  • Know where to go. England, France and Italy are really expensive. And while I know you’ve always dreamt of posing for a picture in front of Buckingham Palace/The Eiffel Tower/The Vatican, sometimes there are better way to spend your money. I found Greece and Spain to be fairly reasonable in comparison, and many parts of Eastern Europe, like Hungary, are a steal compared to these countries.
  • Also, know when to go. It’s no joke — the price of everything goes up in July and August. And by everything, I mean everything — not just accommodation and transportation. Food prices on menus are rarely fixed; this is so they can jack it up in high tourist season. The same goes for souvenirs, admission prices, and just about everything else.
  • Take the bus. I know, it’s not as quick as a plane, or as romantic as a train, but it’s the cheapest way to get around from place to place. If there’s an overnight bus option, take that one because although you’ll end up sleep-deprived, you’ll save a night’s accommodation.
  • Connect. I didn’t have any close relatives in England until I went there with my mom. She did some digging into the old family tree and she discovered many distant cousins scattered throughout Europe and the UK. While it seems a bit cheeky to contact them out of the blue and ask for a place to stay, the worst they can do is say no. In our case, we got to know our distant cousins quite well and now have a place to stay whenever we make our way across the pond. If you don’t have any relatives in Europe, ask around — some of your friends are bound to. Or, try couch-swapping.
  • If you’re staying for a while, rent a place with a kitchen. Eating is expensive. If you can put together your own meals, you’ll save a lot of money.
  • Do some research. There are lots of things you can do for cheap or free, even in the most expensive places in the world. The Tate Modern in London, for instance, is a great way to spend a day … and it’s free!

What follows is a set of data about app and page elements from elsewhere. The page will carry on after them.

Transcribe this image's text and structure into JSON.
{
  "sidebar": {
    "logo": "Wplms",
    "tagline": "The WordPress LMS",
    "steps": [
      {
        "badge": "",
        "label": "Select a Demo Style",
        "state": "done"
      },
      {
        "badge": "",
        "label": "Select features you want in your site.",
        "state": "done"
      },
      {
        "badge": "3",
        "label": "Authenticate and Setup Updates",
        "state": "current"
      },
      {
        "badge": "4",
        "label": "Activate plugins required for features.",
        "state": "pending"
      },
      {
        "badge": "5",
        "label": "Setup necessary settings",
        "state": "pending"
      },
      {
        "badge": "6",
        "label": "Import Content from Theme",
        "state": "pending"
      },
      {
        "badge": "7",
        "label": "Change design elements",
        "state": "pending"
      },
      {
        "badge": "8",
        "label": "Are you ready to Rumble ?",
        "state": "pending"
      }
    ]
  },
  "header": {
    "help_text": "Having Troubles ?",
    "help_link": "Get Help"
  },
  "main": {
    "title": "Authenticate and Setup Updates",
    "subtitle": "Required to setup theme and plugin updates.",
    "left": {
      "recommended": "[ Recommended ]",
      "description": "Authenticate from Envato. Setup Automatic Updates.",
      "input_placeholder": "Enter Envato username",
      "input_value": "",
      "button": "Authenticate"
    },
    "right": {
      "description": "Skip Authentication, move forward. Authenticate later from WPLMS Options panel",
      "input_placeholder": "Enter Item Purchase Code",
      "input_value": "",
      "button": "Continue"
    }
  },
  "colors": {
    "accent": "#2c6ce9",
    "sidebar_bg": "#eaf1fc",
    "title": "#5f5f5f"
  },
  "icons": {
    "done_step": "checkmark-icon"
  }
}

I could go on and on — there are many ways to save money if you do a bit of brainstorming — but I think you get the idea.

Boozing for Cheap: What To Drink Where

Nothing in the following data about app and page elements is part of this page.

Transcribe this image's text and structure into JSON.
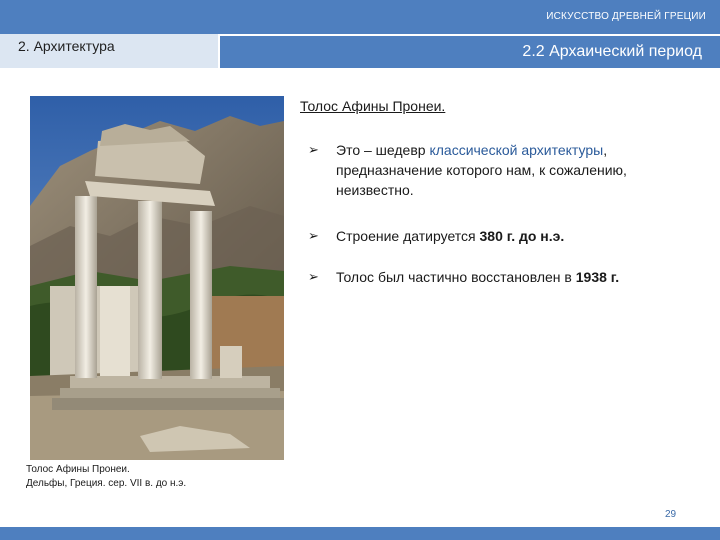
{
  "header": {
    "top_title": "ИСКУССТВО ДРЕВНЕЙ ГРЕЦИИ"
  },
  "section": {
    "left_title": "2. Архитектура",
    "right_title": "2.2 Архаический период"
  },
  "photo": {
    "subject": "tholos-ruins"
  },
  "caption": {
    "line1": "Толос Афины Пронеи.",
    "line2": "Дельфы, Греция. сер. VII в. до н.э."
  },
  "content": {
    "heading": "Толос Афины Пронеи.",
    "bullets": [
      {
        "pre": "Это – шедевр ",
        "blue": "классической архитектуры",
        "post": ", предназначение которого нам, к сожалению, неизвестно."
      },
      {
        "pre": "Строение датируется ",
        "bold": "380 г. до н.э."
      },
      {
        "pre": "Толос был частично восстановлен в ",
        "bold": "1938 г."
      }
    ]
  },
  "footer": {
    "page_number": "29"
  },
  "colors": {
    "accent": "#4e7fbf",
    "light": "#dce6f2",
    "link": "#2a5a9a"
  }
}
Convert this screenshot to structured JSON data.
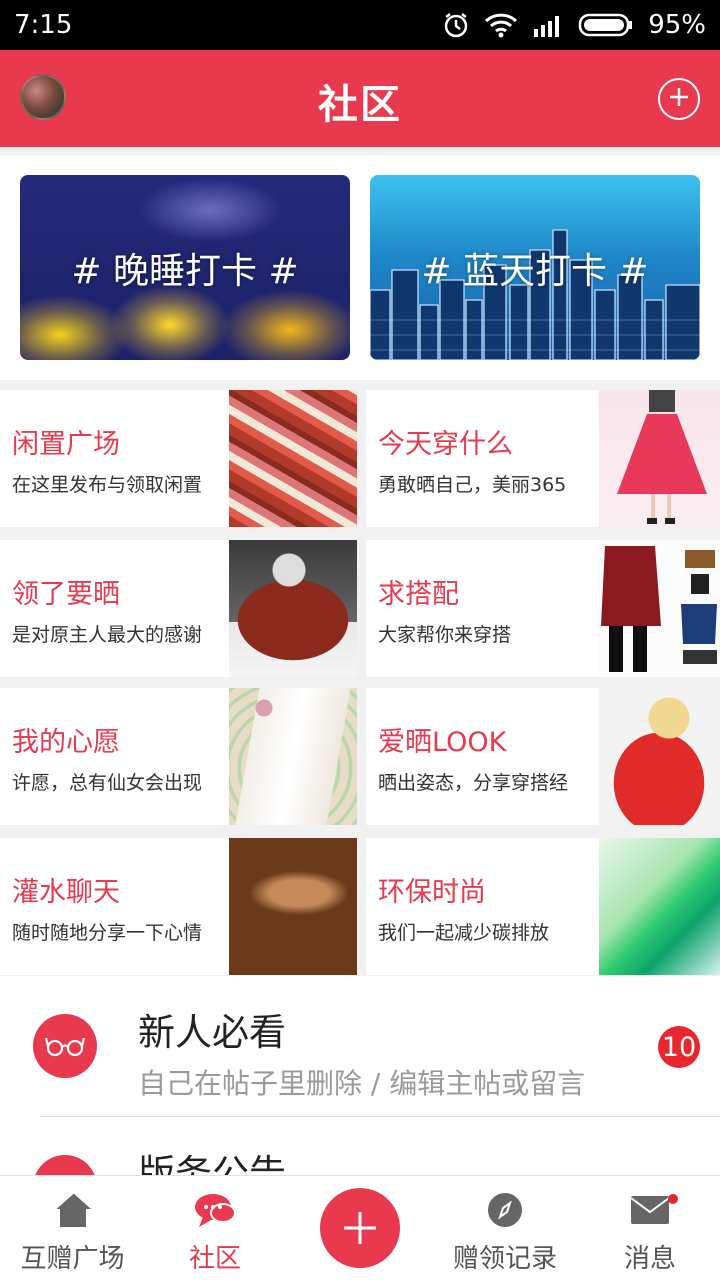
{
  "status_bar": {
    "time": "7:15",
    "battery": "95%"
  },
  "header": {
    "title": "社区"
  },
  "banners": [
    {
      "label": "# 晚睡打卡 #"
    },
    {
      "label": "# 蓝天打卡 #"
    }
  ],
  "grid": [
    {
      "title": "闲置广场",
      "subtitle": "在这里发布与领取闲置"
    },
    {
      "title": "今天穿什么",
      "subtitle": "勇敢晒自己，美丽365"
    },
    {
      "title": "领了要晒",
      "subtitle": "是对原主人最大的感谢"
    },
    {
      "title": "求搭配",
      "subtitle": "大家帮你来穿搭"
    },
    {
      "title": "我的心愿",
      "subtitle": "许愿，总有仙女会出现"
    },
    {
      "title": "爱晒LOOK",
      "subtitle": "晒出姿态，分享穿搭经"
    },
    {
      "title": "灌水聊天",
      "subtitle": "随时随地分享一下心情"
    },
    {
      "title": "环保时尚",
      "subtitle": "我们一起减少碳排放"
    }
  ],
  "list": [
    {
      "title": "新人必看",
      "subtitle": "自己在帖子里删除 / 编辑主帖或留言",
      "badge": "10"
    },
    {
      "title": "版务公告",
      "subtitle": "",
      "badge": ""
    }
  ],
  "nav": {
    "home": "互赠广场",
    "community": "社区",
    "records": "赠领记录",
    "messages": "消息"
  },
  "colors": {
    "accent": "#e8394e",
    "badge": "#e8262e"
  }
}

The average backpacker is typically always looking for ways to entertain themselves inexpensively. And whether we agree with it or not, the fact is that most of the time, drinking=fun. But also, drinking=expensive, in many cases. Unless, of course, you know what to get. Based on my experiences, here are the cheapest things you can get wasted on, depending on where you are:

  • When in Australia, drink the boxed wine. A box of wine will run you about $10 AUD for 4L. And 4L is alot when you’re talking wine. That’s enough for you and you close travel buddies to have a few really good nights on, not to mention a few really bad of days battling hangovers. Not that I have any … um … experience with that or anything …
  • When in Thailand, drink Thai Whiskey. Sure, Chang Beer is a favourite among many travellers and locals alike, and it’s fairly cheap, but if you’re going for the best value, Thai whiskey is where it’s at. Especially if it’s of the home-brewed variety and you pick it up from some random dude in a remote village. But … um … be careful ….
  • When in Greece, drink Ouzo. A couple of my travel buddies bought a 4L bottle of Ouzo for about 3 €. It wasn’t the best Ouzo I ever had, but it wasn’t bad when mixed with something, and it did the trick. We travelled together for a month and it seemed like every night was an ouzo night. Still, I don’t think we finished it …
  • When in Mexico, drink the tequila — from Wal-Mart!: I felt a wave of shame when I entered the Wal-Mart in Puerto Vallarta, but that passed when I got to the alcohol section. There was at least half a dozen aisles of just tequila, and it was so, sooooooo cheap. Did I mention so cheap? Now, if I could only stomach the stuff ….
  • When in Canada, drink … water? Seriously, I love my country, but based on my travels, I think we must have to most expensive alcohol in the world. It’s always a shock coming back from a trip and realizing that 4L of anything will cost me 10 times as much as that Ouzo … unless it’s homemade moonshine. What do you think — is Canada an expensive place to drink, or is it just in my head?